→ Task item:
In the records below, find each line containing the word "FROM" and copy it.

[Data entries]

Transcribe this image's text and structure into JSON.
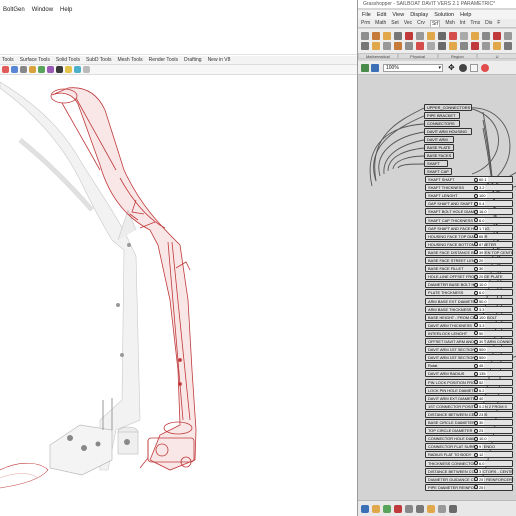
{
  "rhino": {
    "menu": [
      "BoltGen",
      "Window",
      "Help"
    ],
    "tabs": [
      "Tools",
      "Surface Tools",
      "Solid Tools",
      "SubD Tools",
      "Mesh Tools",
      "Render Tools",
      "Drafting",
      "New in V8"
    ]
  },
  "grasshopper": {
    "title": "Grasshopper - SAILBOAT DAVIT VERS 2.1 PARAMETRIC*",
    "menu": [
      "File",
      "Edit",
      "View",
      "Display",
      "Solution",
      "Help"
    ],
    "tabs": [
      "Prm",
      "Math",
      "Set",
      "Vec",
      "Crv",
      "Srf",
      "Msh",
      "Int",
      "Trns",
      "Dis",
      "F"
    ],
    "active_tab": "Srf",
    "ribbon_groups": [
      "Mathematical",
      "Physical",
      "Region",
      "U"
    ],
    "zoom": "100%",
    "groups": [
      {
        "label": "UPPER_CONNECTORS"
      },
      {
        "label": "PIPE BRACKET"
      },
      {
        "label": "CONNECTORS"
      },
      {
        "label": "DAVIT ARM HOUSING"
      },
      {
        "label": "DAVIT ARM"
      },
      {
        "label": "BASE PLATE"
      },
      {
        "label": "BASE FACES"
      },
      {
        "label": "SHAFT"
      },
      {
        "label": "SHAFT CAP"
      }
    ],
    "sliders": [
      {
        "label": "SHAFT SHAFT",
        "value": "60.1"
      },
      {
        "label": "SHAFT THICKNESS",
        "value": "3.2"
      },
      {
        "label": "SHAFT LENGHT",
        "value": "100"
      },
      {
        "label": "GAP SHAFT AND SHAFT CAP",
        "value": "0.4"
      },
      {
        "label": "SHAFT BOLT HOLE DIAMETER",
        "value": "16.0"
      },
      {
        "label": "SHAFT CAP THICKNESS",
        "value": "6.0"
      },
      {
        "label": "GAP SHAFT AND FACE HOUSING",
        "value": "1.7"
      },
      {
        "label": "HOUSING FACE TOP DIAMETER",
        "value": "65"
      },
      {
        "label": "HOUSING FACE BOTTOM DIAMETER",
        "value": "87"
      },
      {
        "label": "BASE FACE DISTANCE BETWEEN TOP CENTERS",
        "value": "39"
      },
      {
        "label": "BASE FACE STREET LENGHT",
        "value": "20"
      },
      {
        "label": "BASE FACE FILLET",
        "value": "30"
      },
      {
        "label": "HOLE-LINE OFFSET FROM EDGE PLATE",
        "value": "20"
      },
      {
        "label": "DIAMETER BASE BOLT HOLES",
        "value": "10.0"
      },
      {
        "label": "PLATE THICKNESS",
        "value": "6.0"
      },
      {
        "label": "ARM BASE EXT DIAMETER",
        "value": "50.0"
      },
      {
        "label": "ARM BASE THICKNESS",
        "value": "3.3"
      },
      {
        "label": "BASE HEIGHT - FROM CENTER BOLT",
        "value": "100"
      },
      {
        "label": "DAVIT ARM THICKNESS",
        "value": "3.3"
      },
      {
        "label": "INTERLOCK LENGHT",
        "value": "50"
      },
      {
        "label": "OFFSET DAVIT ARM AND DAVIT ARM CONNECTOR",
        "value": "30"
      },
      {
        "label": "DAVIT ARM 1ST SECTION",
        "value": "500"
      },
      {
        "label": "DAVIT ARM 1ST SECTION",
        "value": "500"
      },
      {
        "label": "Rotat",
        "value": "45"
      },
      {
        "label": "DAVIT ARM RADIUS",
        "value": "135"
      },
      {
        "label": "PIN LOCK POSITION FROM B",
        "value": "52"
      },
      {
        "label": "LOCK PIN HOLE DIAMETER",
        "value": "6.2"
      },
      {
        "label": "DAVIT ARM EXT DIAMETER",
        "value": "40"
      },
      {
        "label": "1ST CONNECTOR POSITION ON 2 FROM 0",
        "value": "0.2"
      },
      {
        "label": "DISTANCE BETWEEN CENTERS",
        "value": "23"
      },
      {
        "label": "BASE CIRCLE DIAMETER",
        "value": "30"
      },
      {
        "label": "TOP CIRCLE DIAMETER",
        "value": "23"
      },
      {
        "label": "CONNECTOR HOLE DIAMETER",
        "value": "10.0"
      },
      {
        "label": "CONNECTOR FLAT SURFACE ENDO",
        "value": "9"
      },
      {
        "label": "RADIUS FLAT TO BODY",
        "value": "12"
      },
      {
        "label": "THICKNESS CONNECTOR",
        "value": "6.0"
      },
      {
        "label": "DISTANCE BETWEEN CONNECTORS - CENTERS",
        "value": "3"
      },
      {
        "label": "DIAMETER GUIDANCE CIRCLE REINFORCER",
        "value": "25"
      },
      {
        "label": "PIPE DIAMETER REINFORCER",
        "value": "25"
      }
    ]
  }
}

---

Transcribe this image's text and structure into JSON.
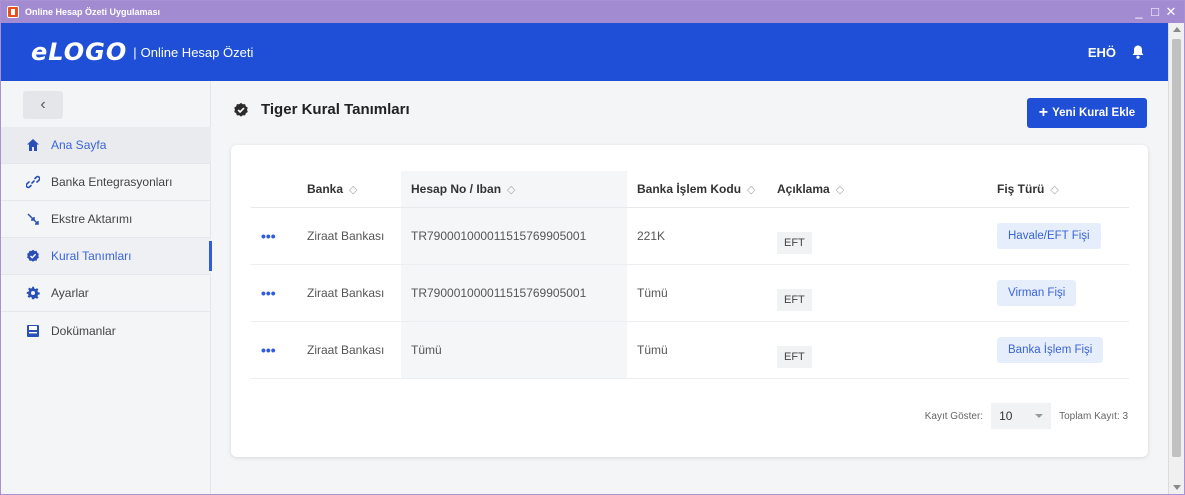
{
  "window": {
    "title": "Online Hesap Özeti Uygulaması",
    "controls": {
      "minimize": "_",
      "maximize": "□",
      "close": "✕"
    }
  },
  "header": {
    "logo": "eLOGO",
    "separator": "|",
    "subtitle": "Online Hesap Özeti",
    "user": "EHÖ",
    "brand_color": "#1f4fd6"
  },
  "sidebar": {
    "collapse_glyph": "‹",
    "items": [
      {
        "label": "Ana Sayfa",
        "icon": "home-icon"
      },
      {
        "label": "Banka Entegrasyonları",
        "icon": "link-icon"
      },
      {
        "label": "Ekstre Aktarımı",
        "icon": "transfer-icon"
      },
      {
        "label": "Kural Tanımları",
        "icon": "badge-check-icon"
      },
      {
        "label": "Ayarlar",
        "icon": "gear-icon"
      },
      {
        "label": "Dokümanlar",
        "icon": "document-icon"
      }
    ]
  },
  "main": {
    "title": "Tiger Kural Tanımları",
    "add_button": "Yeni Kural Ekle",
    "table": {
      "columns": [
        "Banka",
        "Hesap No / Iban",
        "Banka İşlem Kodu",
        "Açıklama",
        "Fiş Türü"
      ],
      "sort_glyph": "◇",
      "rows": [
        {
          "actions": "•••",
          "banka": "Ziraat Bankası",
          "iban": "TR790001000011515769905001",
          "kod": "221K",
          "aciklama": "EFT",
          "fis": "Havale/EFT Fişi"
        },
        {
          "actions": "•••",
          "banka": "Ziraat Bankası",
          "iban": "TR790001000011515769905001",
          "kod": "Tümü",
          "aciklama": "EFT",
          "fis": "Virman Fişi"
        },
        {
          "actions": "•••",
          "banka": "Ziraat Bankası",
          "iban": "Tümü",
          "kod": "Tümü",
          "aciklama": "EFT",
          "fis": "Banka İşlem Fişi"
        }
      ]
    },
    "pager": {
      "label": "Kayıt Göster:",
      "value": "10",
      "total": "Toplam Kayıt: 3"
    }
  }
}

→ Answer section:
        "label": "HOLE-LINE OFFSET FROM EDGE PLATE",
        "label": "BASE HEIGHT - FROM CENTER BOLT",
        "label": "PIN LOCK POSITION FROM B",
        "label": "1ST CONNECTOR POSITION ON 2 FROM 0",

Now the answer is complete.